Prompt
Please give again every entry exactly as it appears, setting aside the pictures.

Dataset rows describing interfaces
::::

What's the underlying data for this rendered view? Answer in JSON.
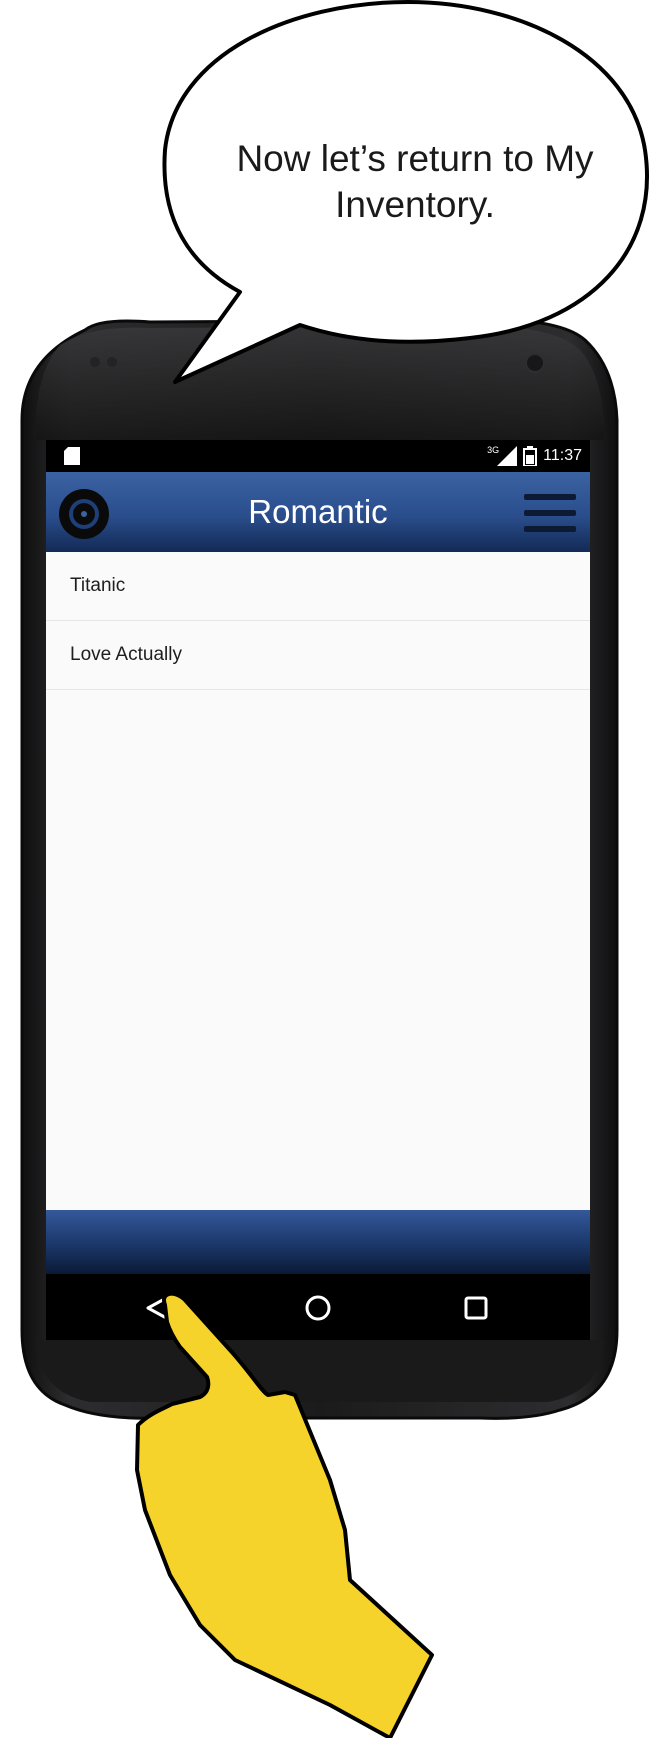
{
  "speech_bubble": {
    "text": "Now let’s return to My Inventory."
  },
  "status_bar": {
    "time": "11:37",
    "network": "3G",
    "icons": [
      "sd-card-icon",
      "signal-icon",
      "battery-icon"
    ]
  },
  "app_bar": {
    "title": "Romantic",
    "logo_icon": "disc-icon",
    "menu_icon": "hamburger-menu-icon"
  },
  "list": {
    "items": [
      {
        "label": "Titanic"
      },
      {
        "label": "Love Actually"
      }
    ]
  },
  "nav_bar": {
    "icons": [
      "back-icon",
      "home-icon",
      "recents-icon"
    ]
  },
  "colors": {
    "app_bar_blue": "#2a4e8c",
    "pointer_hand": "#f5d32b",
    "phone_body": "#1c1c1e"
  }
}
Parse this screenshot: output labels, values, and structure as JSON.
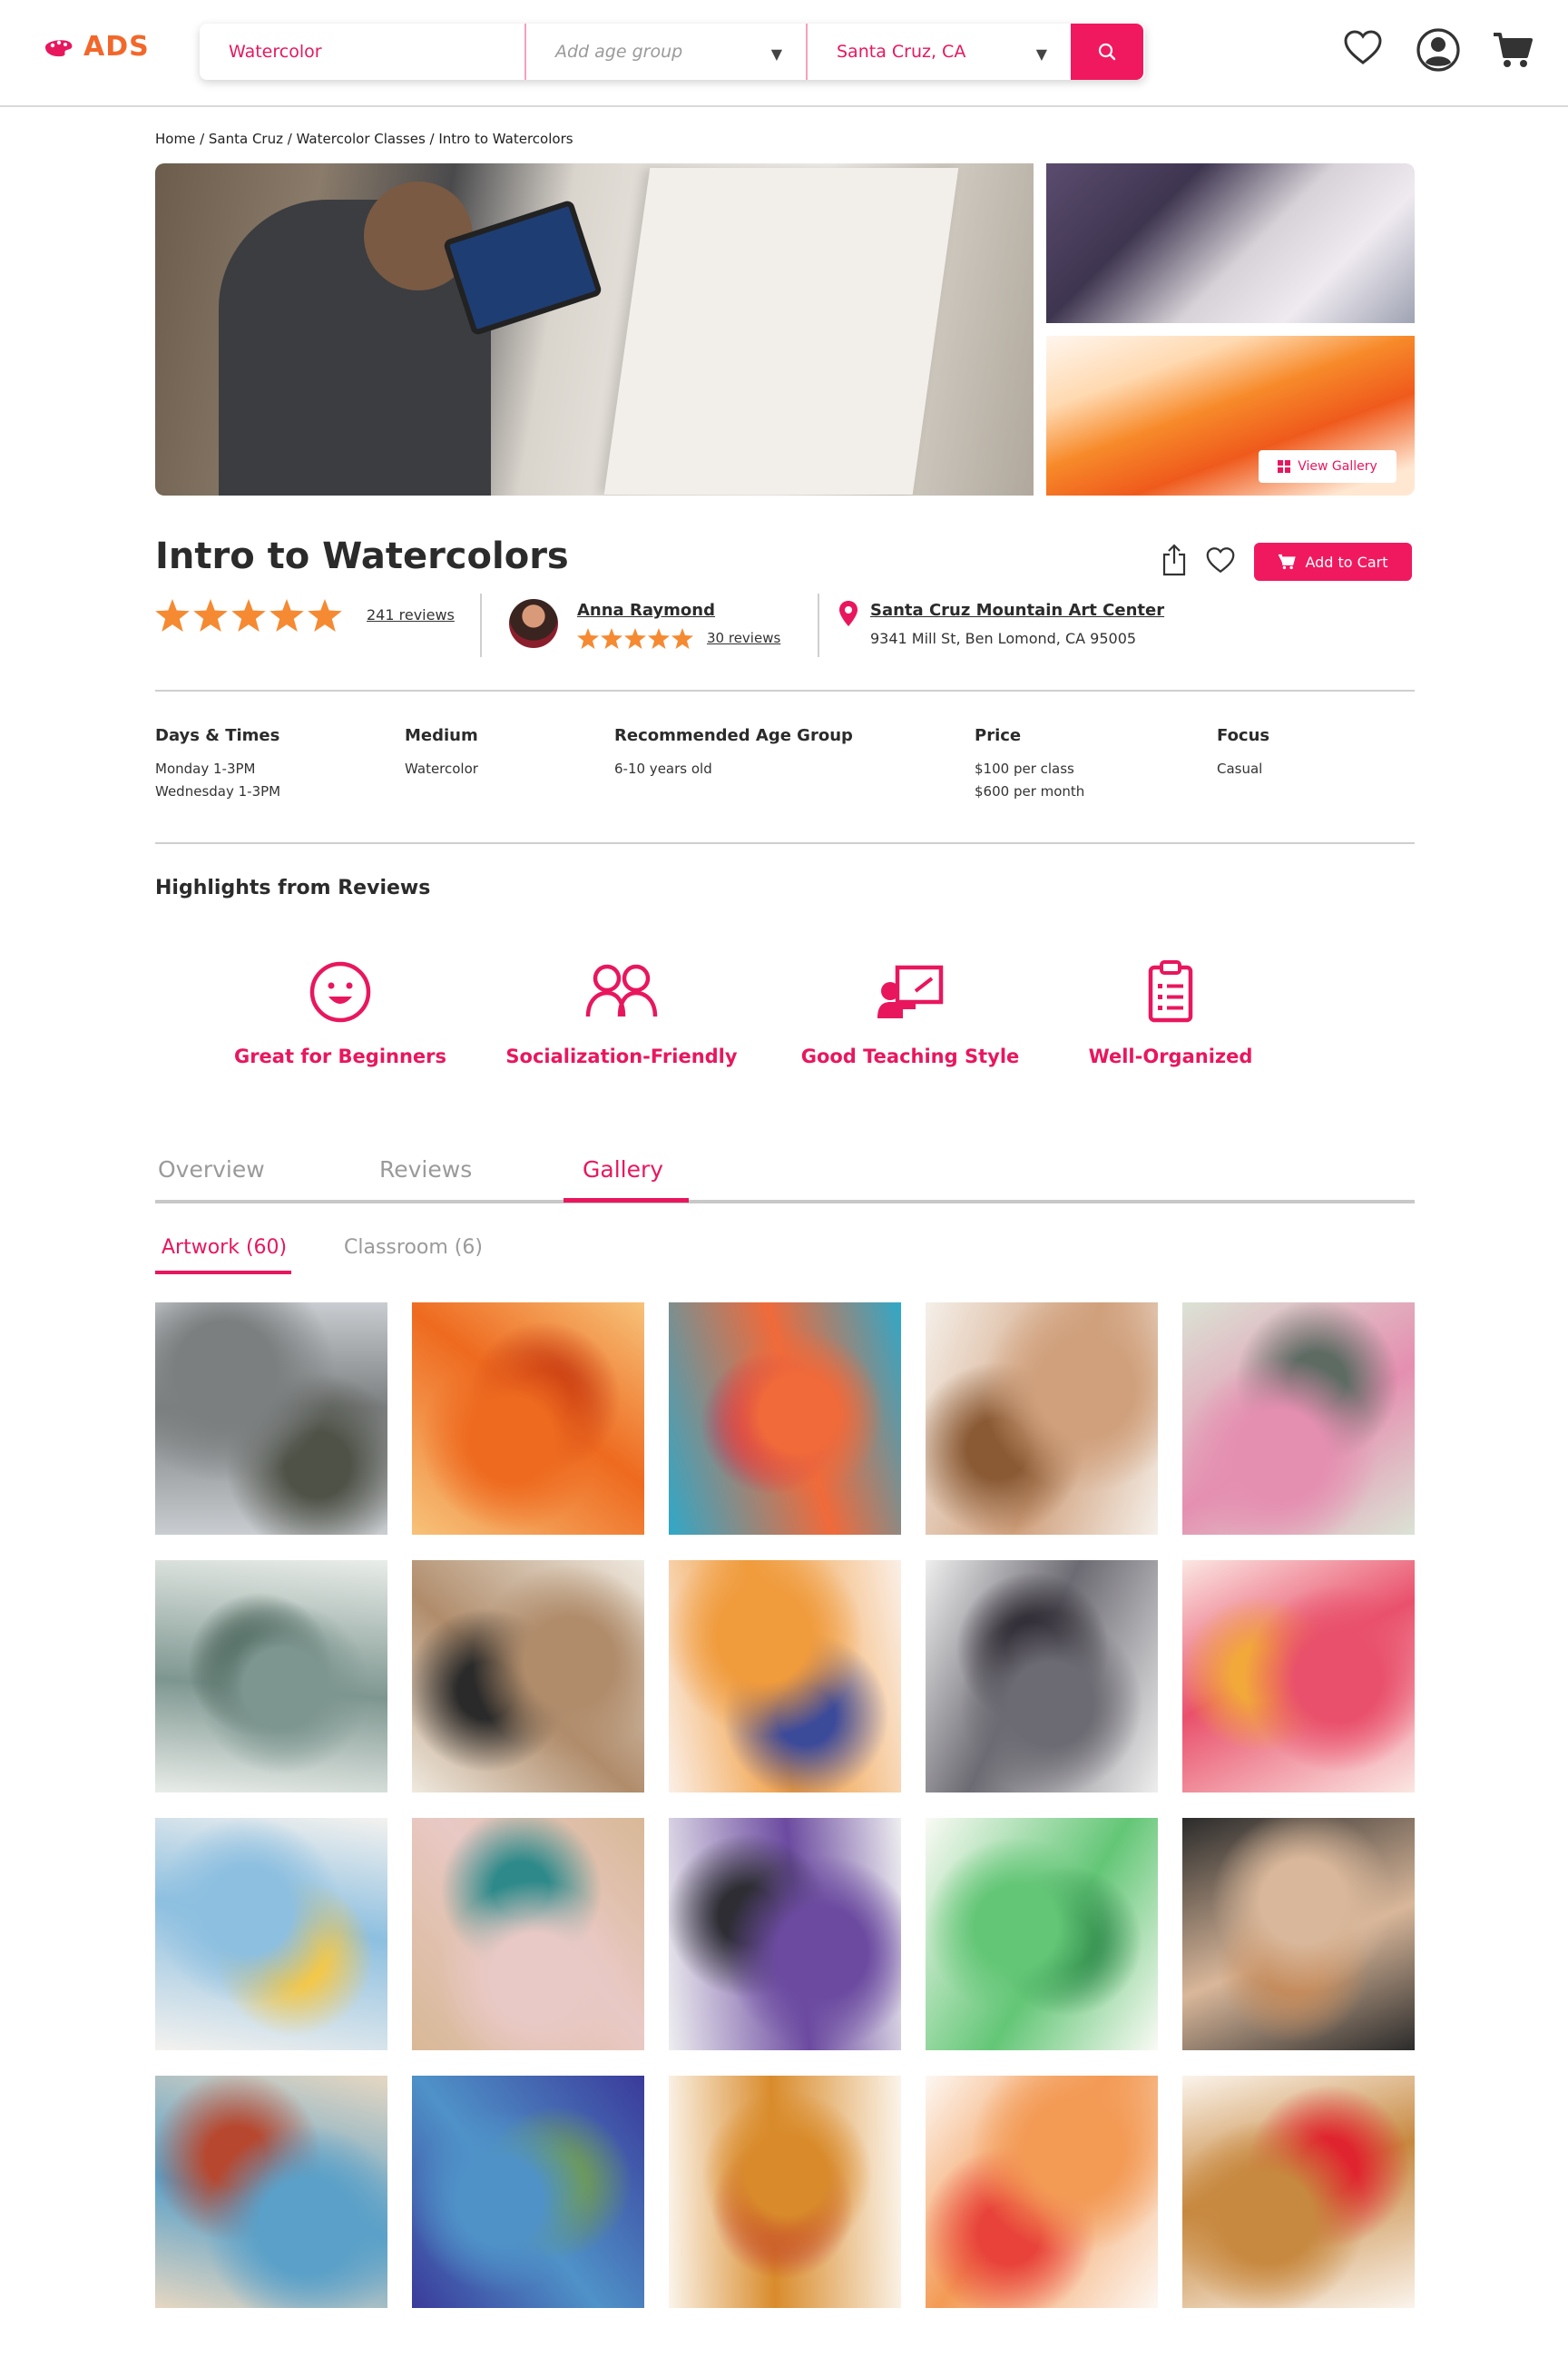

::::

Expected answer
What's the underlying data for this rendered view? Answer in JSON.
{
  "speech_bubble": {
    "text": "Now let’s return to My Inventory."
  },
  "status_bar": {
    "time": "11:37",
    "network": "3G",
    "icons": [
      "sd-card-icon",
      "signal-icon",
      "battery-icon"
    ]
  },
  "app_bar": {
    "title": "Romantic",
    "logo_icon": "disc-icon",
    "menu_icon": "hamburger-menu-icon"
  },
  "list": {
    "items": [
      {
        "label": "Titanic"
      },
      {
        "label": "Love Actually"
      }
    ]
  },
  "nav_bar": {
    "icons": [
      "back-icon",
      "home-icon",
      "recents-icon"
    ]
  },
  "colors": {
    "app_bar_blue": "#2a4e8c",
    "pointer_hand": "#f5d32b",
    "phone_body": "#1c1c1e"
  }
}
Parse this screenshot: output labels, values, and structure as JSON.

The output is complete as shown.